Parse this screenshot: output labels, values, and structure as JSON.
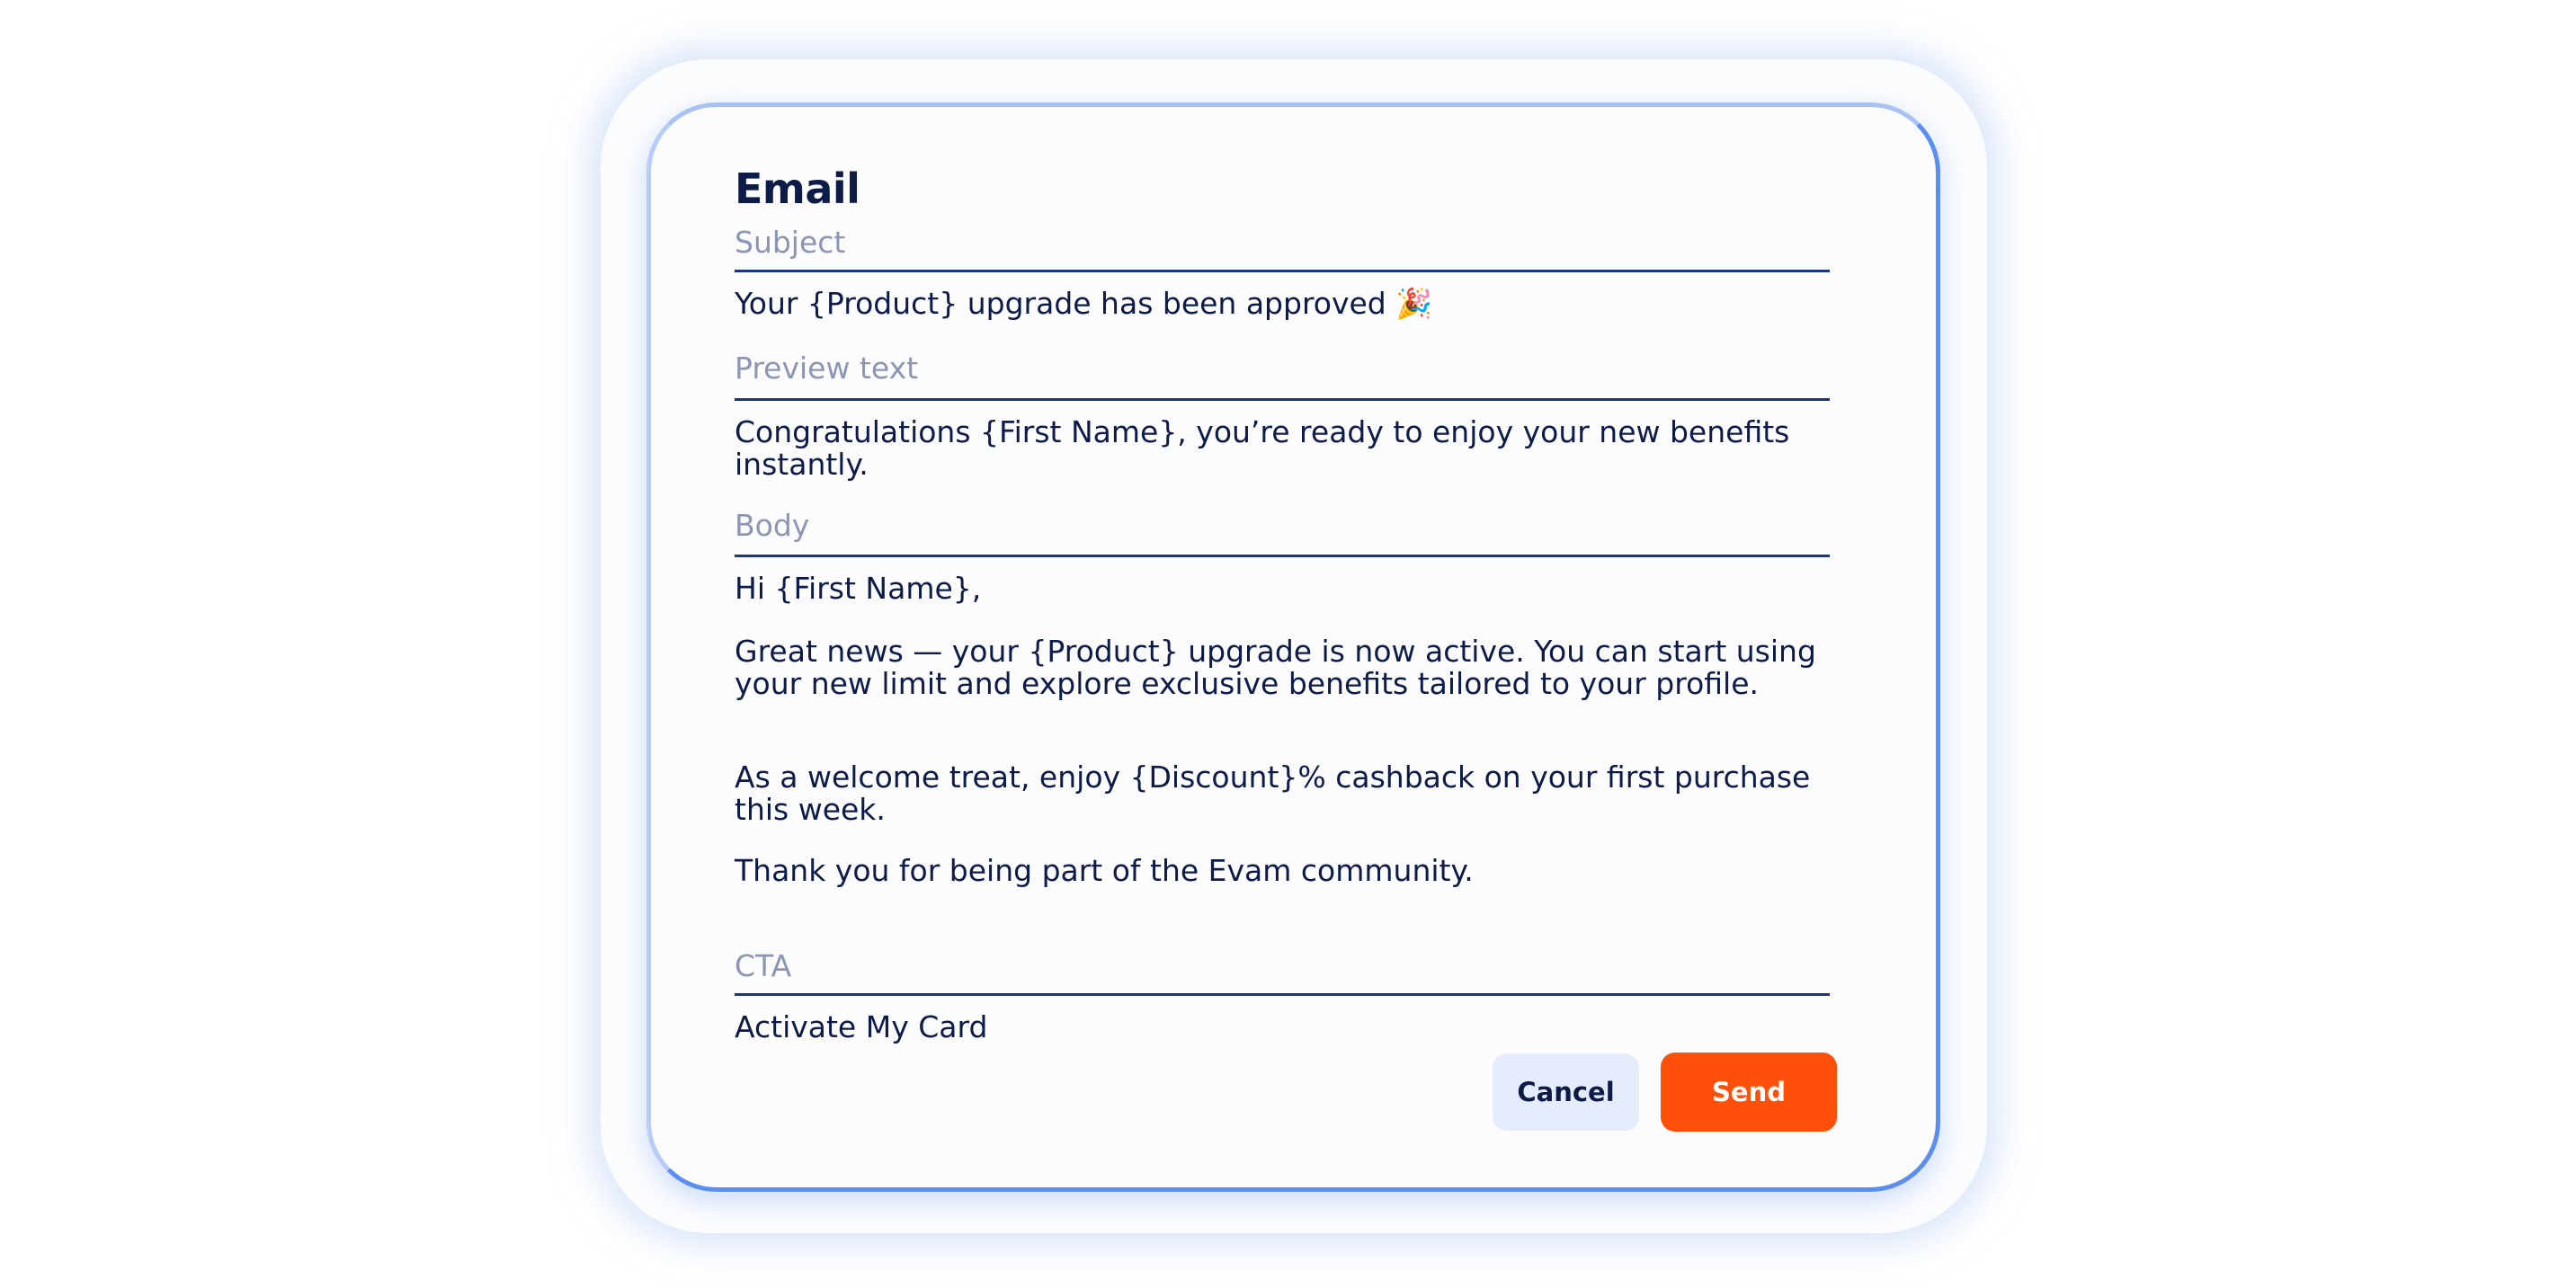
{
  "form": {
    "title": "Email",
    "subject": {
      "label": "Subject",
      "value": "Your {Product} upgrade has been approved 🎉"
    },
    "preview_text": {
      "label": "Preview text",
      "value": "Congratulations {First Name}, you’re ready to enjoy your new benefits instantly."
    },
    "body": {
      "label": "Body",
      "paragraphs": [
        "Hi {First Name},",
        "Great news — your {Product} upgrade is now active. You can start using your new limit and explore exclusive benefits tailored to your profile.",
        "As a welcome treat, enjoy {Discount}% cashback on your first purchase this week.",
        "Thank you for being part of the Evam community."
      ]
    },
    "cta": {
      "label": "CTA",
      "value": "Activate My Card"
    }
  },
  "actions": {
    "cancel_label": "Cancel",
    "send_label": "Send"
  },
  "colors": {
    "accent": "#ff4f08",
    "text": "#0c1b48",
    "label": "#8a96b3",
    "border": "#5a8ef0"
  }
}
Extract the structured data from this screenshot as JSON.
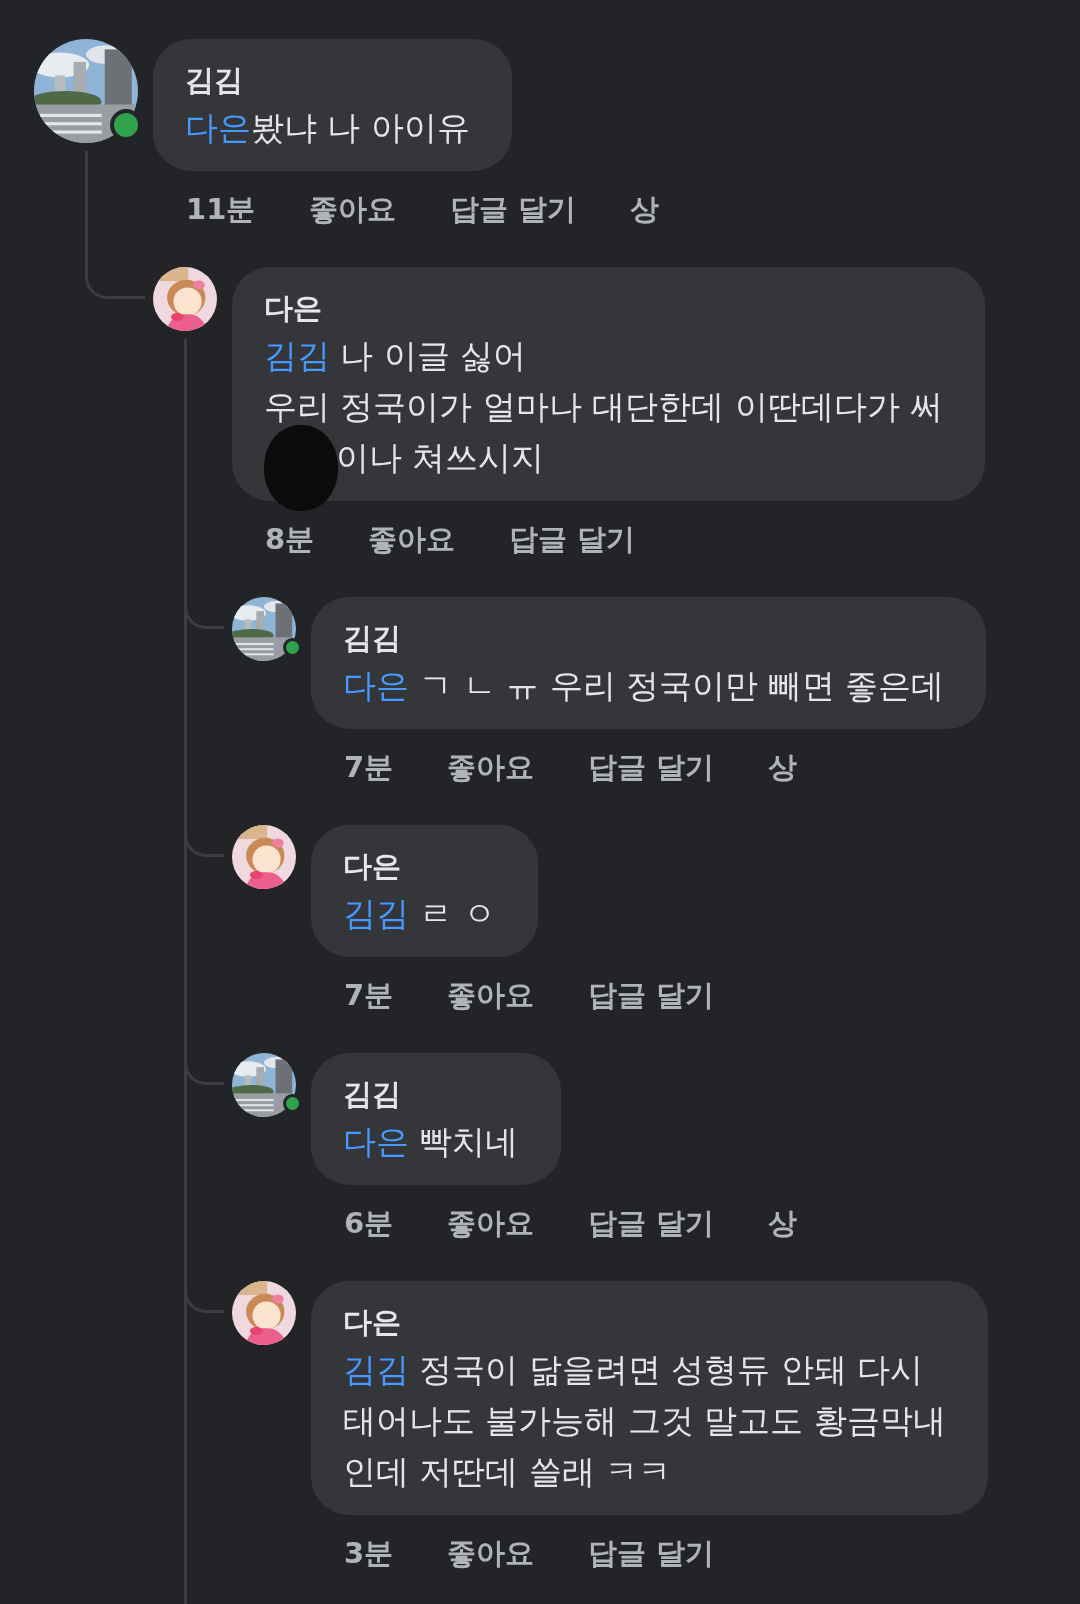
{
  "comments": [
    {
      "author": "김김",
      "photo_avatar": true,
      "online": true,
      "mention": "다은",
      "lines": [
        {
          "text": "봤냐 나 아이유",
          "redacted": false
        }
      ],
      "time": "11분",
      "actions": [
        "좋아요",
        "답글 달기",
        "상"
      ],
      "children": [
        {
          "author": "다은",
          "photo_avatar": false,
          "online": false,
          "mention": "김김",
          "lines": [
            {
              "text": " 나 이글 싫어",
              "redacted": false
            },
            {
              "text": "우리 정국이가 얼마나 대단한데 이딴데다가 써",
              "redacted": false
            },
            {
              "text": "이나 쳐쓰시지",
              "redacted": true
            }
          ],
          "time": "8분",
          "actions": [
            "좋아요",
            "답글 달기"
          ],
          "more_replies": true,
          "children": [
            {
              "author": "김김",
              "photo_avatar": true,
              "online": true,
              "mention": "다은",
              "lines": [
                {
                  "text": " ㄱ ㄴ ㅠ 우리 정국이만 빼면 좋은데",
                  "redacted": false
                }
              ],
              "time": "7분",
              "actions": [
                "좋아요",
                "답글 달기",
                "상"
              ]
            },
            {
              "author": "다은",
              "photo_avatar": false,
              "online": false,
              "mention": "김김",
              "lines": [
                {
                  "text": " ㄹ ㅇ",
                  "redacted": false
                }
              ],
              "time": "7분",
              "actions": [
                "좋아요",
                "답글 달기"
              ]
            },
            {
              "author": "김김",
              "photo_avatar": true,
              "online": true,
              "mention": "다은",
              "lines": [
                {
                  "text": " 빡치네",
                  "redacted": false
                }
              ],
              "time": "6분",
              "actions": [
                "좋아요",
                "답글 달기",
                "상"
              ]
            },
            {
              "author": "다은",
              "photo_avatar": false,
              "online": false,
              "mention": "김김",
              "lines": [
                {
                  "text": " 정국이 닮을려면 성형듀 안돼 다시",
                  "redacted": false
                },
                {
                  "text": "태어나도 불가능해 그것 말고도 황금막내",
                  "redacted": false
                },
                {
                  "text": "인데 저딴데 쓸래 ㅋㅋ",
                  "redacted": false
                }
              ],
              "time": "3분",
              "actions": [
                "좋아요",
                "답글 달기"
              ]
            }
          ]
        }
      ]
    }
  ]
}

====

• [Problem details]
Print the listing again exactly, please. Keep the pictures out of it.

• [Exercise result]
Parse this screenshot: output labels, values, and structure as JSON.
{
  "form": {
    "title": "Email",
    "subject": {
      "label": "Subject",
      "value": "Your {Product} upgrade has been approved 🎉"
    },
    "preview_text": {
      "label": "Preview text",
      "value": "Congratulations {First Name}, you’re ready to enjoy your new benefits instantly."
    },
    "body": {
      "label": "Body",
      "paragraphs": [
        "Hi {First Name},",
        "Great news — your {Product} upgrade is now active. You can start using your new limit and explore exclusive benefits tailored to your profile.",
        "As a welcome treat, enjoy {Discount}% cashback on your first purchase this week.",
        "Thank you for being part of the Evam community."
      ]
    },
    "cta": {
      "label": "CTA",
      "value": "Activate My Card"
    }
  },
  "actions": {
    "cancel_label": "Cancel",
    "send_label": "Send"
  },
  "colors": {
    "accent": "#ff4f08",
    "text": "#0c1b48",
    "label": "#8a96b3",
    "border": "#5a8ef0"
  }
}
Extract the structured data from this screenshot as JSON.
{
  "comments": [
    {
      "author": "김김",
      "photo_avatar": true,
      "online": true,
      "mention": "다은",
      "lines": [
        {
          "text": "봤냐 나 아이유",
          "redacted": false
        }
      ],
      "time": "11분",
      "actions": [
        "좋아요",
        "답글 달기",
        "상"
      ],
      "children": [
        {
          "author": "다은",
          "photo_avatar": false,
          "online": false,
          "mention": "김김",
          "lines": [
            {
              "text": " 나 이글 싫어",
              "redacted": false
            },
            {
              "text": "우리 정국이가 얼마나 대단한데 이딴데다가 써",
              "redacted": false
            },
            {
              "text": "이나 쳐쓰시지",
              "redacted": true
            }
          ],
          "time": "8분",
          "actions": [
            "좋아요",
            "답글 달기"
          ],
          "more_replies": true,
          "children": [
            {
              "author": "김김",
              "photo_avatar": true,
              "online": true,
              "mention": "다은",
              "lines": [
                {
                  "text": " ㄱ ㄴ ㅠ 우리 정국이만 빼면 좋은데",
                  "redacted": false
                }
              ],
              "time": "7분",
              "actions": [
                "좋아요",
                "답글 달기",
                "상"
              ]
            },
            {
              "author": "다은",
              "photo_avatar": false,
              "online": false,
              "mention": "김김",
              "lines": [
                {
                  "text": " ㄹ ㅇ",
                  "redacted": false
                }
              ],
              "time": "7분",
              "actions": [
                "좋아요",
                "답글 달기"
              ]
            },
            {
              "author": "김김",
              "photo_avatar": true,
              "online": true,
              "mention": "다은",
              "lines": [
                {
                  "text": " 빡치네",
                  "redacted": false
                }
              ],
              "time": "6분",
              "actions": [
                "좋아요",
                "답글 달기",
                "상"
              ]
            },
            {
              "author": "다은",
              "photo_avatar": false,
              "online": false,
              "mention": "김김",
              "lines": [
                {
                  "text": " 정국이 닮을려면 성형듀 안돼 다시",
                  "redacted": false
                },
                {
                  "text": "태어나도 불가능해 그것 말고도 황금막내",
                  "redacted": false
                },
                {
                  "text": "인데 저딴데 쓸래 ㅋㅋ",
                  "redacted": false
                }
              ],
              "time": "3분",
              "actions": [
                "좋아요",
                "답글 달기"
              ]
            }
          ]
        }
      ]
    }
  ]
}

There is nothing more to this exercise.